* _WHAT IS EXPECTED_
Your answer should consist of every line from the records that holds the string "feedback".

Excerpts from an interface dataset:
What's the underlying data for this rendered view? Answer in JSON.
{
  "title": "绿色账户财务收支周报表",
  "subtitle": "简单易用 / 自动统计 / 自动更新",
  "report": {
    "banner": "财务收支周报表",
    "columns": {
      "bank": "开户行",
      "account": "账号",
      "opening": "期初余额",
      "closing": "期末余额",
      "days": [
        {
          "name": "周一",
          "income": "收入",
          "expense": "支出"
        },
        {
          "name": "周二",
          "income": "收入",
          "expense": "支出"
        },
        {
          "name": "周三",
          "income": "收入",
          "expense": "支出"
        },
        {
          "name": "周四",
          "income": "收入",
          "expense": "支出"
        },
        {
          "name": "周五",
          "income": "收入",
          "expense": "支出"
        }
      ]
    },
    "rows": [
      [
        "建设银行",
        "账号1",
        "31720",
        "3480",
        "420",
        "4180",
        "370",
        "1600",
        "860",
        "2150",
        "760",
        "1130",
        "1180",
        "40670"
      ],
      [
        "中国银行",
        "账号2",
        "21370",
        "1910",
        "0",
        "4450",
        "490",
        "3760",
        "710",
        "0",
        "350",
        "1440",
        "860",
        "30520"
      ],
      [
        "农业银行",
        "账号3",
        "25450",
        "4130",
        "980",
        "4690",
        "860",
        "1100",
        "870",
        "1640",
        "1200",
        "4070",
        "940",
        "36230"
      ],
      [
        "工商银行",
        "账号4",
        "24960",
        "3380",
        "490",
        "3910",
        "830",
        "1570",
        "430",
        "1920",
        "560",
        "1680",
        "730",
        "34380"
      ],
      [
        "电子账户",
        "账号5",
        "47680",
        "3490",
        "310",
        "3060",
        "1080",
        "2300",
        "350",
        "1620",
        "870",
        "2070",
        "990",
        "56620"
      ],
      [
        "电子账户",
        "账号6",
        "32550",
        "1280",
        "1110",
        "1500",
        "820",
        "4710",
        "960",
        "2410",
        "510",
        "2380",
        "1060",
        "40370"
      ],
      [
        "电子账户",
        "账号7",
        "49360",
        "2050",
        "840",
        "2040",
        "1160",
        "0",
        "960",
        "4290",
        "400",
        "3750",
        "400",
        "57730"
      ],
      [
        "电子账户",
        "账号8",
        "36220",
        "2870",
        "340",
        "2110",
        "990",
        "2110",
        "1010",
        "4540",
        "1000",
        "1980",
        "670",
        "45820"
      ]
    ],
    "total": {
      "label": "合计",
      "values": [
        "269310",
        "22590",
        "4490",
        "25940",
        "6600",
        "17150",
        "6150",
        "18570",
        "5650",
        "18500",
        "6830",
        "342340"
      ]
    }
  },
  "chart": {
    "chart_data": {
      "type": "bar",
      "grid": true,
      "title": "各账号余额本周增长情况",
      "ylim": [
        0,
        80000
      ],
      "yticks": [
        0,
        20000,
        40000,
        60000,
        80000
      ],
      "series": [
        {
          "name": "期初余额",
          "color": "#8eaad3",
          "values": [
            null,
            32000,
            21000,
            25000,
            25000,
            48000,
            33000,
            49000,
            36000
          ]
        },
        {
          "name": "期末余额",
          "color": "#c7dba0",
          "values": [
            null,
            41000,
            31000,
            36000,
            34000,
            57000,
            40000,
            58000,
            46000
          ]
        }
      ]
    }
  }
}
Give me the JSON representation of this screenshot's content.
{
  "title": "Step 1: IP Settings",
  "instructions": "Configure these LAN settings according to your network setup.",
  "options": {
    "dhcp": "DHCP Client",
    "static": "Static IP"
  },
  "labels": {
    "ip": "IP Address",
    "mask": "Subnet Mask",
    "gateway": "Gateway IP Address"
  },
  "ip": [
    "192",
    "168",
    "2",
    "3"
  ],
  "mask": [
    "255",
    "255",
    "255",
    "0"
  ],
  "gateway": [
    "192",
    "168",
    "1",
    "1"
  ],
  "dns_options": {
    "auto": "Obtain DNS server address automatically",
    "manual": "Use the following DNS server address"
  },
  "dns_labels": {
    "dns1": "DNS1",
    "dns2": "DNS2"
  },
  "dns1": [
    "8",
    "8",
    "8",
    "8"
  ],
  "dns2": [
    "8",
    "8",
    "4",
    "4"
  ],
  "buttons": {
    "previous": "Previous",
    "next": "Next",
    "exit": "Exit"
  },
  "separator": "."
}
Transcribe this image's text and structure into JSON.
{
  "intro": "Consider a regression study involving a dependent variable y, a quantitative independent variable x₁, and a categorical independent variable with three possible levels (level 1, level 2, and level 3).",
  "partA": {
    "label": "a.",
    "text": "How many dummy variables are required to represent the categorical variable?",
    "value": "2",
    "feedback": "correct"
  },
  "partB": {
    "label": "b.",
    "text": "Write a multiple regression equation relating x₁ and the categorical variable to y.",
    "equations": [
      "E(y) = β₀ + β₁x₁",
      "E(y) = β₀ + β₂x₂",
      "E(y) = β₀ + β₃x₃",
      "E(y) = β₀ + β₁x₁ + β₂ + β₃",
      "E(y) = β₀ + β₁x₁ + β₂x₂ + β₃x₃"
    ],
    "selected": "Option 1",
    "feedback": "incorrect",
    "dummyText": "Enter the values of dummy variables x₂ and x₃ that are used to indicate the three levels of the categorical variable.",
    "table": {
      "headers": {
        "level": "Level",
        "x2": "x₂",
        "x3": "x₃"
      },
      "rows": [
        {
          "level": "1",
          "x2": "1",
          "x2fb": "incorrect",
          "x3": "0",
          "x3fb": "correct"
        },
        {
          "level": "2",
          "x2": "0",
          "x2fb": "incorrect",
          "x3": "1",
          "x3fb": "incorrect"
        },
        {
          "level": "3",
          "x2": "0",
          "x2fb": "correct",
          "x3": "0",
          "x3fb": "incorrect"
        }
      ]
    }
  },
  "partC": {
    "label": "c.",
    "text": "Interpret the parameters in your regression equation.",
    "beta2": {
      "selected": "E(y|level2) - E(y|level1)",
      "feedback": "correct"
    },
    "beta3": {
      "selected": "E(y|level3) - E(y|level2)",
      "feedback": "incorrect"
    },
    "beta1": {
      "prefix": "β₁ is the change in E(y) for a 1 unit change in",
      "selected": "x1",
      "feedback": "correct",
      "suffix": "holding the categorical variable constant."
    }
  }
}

* _ANSWER BOX_
    "feedback": "correct"
    "feedback": "incorrect",
      "feedback": "correct"
      "feedback": "incorrect"
      "feedback": "correct",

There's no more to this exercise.